We are fortunate in Gloucestershire to live in an attractive part of the country, surrounded by beautiful buildings, but property owners should be aware of the powers that Local Planning Authorities have in relation to historically or aesthetically interesting buildings and locations.
Powers in relation to individual buildings include “Listing” those of special architectural or historic interest. For areas or neighbourhoods which are of special architectural or historic interest, conservation areas can be created.
There are currently over 375,000 Listed Buildings in England.
There are three grades of listing:
Grade I relates to those of “exceptional interest” and are relatively rare. Locally these include Cirencester Parish Church, Barnsley Park and Arlington Row Bibury.
Grade II* are “particularly important buildings of more than special interest”. Locally these include Holy Trinity Church, Watermoor and Cirencester Park Mansion.
Grade II is the largest category, (over 90%) and includes many private homes.
Five Criteria are used in Listing:
· Age and rarity
· Aesthetic merits
· National Interest
Practical Consequences for owners of Listed Buildings are restrictions on development or alterations. If any alterations are planned then an application must be made to the Local Planning Authority for Listed Building Consent. There is usually no charge. Where relevant, an application for usual Planning Consent must also be made, for which the usual charge applies.
Modifications to Listed Buildings which need Listed Building Consent include any changes outside or inside which will affect the character of the building. This would not normally include repairs, but may do so where repairs involve replacement, depending on what is being replaced and what kind of building it is.
Modifications which are often refused are UPVC windows and conservatories.
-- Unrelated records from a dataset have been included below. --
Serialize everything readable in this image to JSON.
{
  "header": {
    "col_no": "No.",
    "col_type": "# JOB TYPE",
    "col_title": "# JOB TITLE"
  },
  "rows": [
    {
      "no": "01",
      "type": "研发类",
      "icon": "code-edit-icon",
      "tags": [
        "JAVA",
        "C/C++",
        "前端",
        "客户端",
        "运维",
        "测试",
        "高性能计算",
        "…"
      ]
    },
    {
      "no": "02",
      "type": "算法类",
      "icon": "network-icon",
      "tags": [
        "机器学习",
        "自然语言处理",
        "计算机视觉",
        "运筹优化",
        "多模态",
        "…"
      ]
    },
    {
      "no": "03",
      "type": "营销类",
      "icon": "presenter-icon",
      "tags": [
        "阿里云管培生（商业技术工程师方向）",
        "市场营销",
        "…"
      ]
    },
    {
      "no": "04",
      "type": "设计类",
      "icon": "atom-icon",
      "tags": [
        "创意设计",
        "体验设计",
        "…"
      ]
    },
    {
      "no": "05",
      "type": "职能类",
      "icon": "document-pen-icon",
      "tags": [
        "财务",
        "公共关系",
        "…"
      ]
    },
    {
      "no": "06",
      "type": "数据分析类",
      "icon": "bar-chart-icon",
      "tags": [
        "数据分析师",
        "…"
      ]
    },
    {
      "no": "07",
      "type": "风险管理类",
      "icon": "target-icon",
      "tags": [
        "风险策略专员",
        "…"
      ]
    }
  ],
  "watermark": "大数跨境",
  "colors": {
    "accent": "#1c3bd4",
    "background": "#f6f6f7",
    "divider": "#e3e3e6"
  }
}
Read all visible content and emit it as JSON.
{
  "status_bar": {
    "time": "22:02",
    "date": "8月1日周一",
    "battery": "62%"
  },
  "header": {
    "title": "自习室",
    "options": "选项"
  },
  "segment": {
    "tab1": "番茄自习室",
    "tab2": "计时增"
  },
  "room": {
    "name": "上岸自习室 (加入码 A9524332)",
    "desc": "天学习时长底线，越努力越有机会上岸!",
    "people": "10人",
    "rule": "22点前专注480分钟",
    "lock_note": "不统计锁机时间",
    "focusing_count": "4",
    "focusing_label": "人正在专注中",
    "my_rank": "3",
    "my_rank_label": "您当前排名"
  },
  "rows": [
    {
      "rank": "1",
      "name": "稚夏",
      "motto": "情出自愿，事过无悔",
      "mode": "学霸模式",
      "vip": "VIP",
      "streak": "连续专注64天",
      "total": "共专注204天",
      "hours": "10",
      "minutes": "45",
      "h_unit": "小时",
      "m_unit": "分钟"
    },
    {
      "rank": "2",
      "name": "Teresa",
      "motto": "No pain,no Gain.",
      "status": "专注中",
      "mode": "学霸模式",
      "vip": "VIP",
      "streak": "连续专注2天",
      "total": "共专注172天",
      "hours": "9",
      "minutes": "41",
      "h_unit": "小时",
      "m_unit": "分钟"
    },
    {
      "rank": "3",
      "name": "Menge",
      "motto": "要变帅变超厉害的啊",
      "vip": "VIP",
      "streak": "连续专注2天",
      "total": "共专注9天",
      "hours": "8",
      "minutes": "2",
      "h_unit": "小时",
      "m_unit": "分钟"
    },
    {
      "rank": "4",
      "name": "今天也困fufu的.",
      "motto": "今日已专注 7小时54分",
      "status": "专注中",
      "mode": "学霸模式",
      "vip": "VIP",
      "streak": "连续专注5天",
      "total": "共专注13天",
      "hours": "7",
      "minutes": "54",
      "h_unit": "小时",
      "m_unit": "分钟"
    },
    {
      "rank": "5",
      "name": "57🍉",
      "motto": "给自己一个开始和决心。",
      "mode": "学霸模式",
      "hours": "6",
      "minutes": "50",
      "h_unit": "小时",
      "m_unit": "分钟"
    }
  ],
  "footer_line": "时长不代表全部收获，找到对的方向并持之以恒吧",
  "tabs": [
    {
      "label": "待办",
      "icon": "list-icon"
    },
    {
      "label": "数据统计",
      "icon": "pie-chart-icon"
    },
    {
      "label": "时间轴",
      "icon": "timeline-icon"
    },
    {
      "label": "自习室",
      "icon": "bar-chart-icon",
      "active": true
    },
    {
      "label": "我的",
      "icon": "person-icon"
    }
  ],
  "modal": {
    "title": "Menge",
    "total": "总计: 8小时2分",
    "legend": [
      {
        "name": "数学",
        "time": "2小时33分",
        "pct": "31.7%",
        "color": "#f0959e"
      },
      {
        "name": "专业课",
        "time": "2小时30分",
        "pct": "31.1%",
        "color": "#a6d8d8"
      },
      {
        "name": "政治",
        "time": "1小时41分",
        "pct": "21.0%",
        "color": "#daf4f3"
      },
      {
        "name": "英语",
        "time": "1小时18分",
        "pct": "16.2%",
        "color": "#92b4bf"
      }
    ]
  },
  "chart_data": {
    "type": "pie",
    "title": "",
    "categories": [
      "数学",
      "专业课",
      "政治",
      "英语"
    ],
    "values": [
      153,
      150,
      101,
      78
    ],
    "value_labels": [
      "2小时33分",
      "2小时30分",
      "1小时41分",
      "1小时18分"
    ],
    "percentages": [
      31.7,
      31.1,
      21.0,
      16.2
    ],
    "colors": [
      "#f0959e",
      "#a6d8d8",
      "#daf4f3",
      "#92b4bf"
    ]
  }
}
As there is no time limit on the Local Planning Authority’s entitlement to enforce (unlike other planning breaches) it is wise to err on the side of caution when considering whether to apply for Listed Building Consent.
There are approximately 7,000 Conservation Areas in England. Cirencester town centre is a local Conservation Area.
Before designating Conservation Areas, Local Planning Authorities are encouraged to but do not have to liaise with the public.
Consequences of designation as a Conservation Area include extra controls over:
· Demolition of buildings – Planning Consent is needed for those over 115 cubic metres
· Felling of trees – Notice is required for many trees
· Reduction of the normal “Permitted Development” rules e.g. for dormer windows, cladding, and large extensions
Additionally, an Article 4 Direction may be imposed, which means that the Permitted Development rules are entirely withdrawn and Planning Consent always has to be applied for in respect to development which in other areas would not be required.
Building Regulations Compliance
Separately from Planning Consent and Listed Building Consent, Building Regulations Consent must also be applied for where relevant. There are some exemptions such as full compliance with energy efficiency requirements for older properties but in other cases such as extensions the building will need to be fully compliant with modern standards.
When selling a Listed Building or one within a Conservation Area, expect enquiries from the buyer in relation to Compliance with the extra Planning rules and Building Regulations regime mentioned above. If there has been non-compliance in the past, the expedient of indemnity insurance may not be available as it would be for other breaches of Planning or Building regulations and it will often be necessary to make specific enquiry with the Insurance Company.
For further information, see the following websites:
Alternatively, please feel free to contact Alison Fielden at Alison Fielden & Co, The Gatehouse, Dollar Street, Cirencester, Gloucestershire, GL7 2AN on 01285 653261 or firstname.lastname@example.org.
0 comments on “Alison Fielden & Co: Listed Buildings and Conservation Areas Nov 18”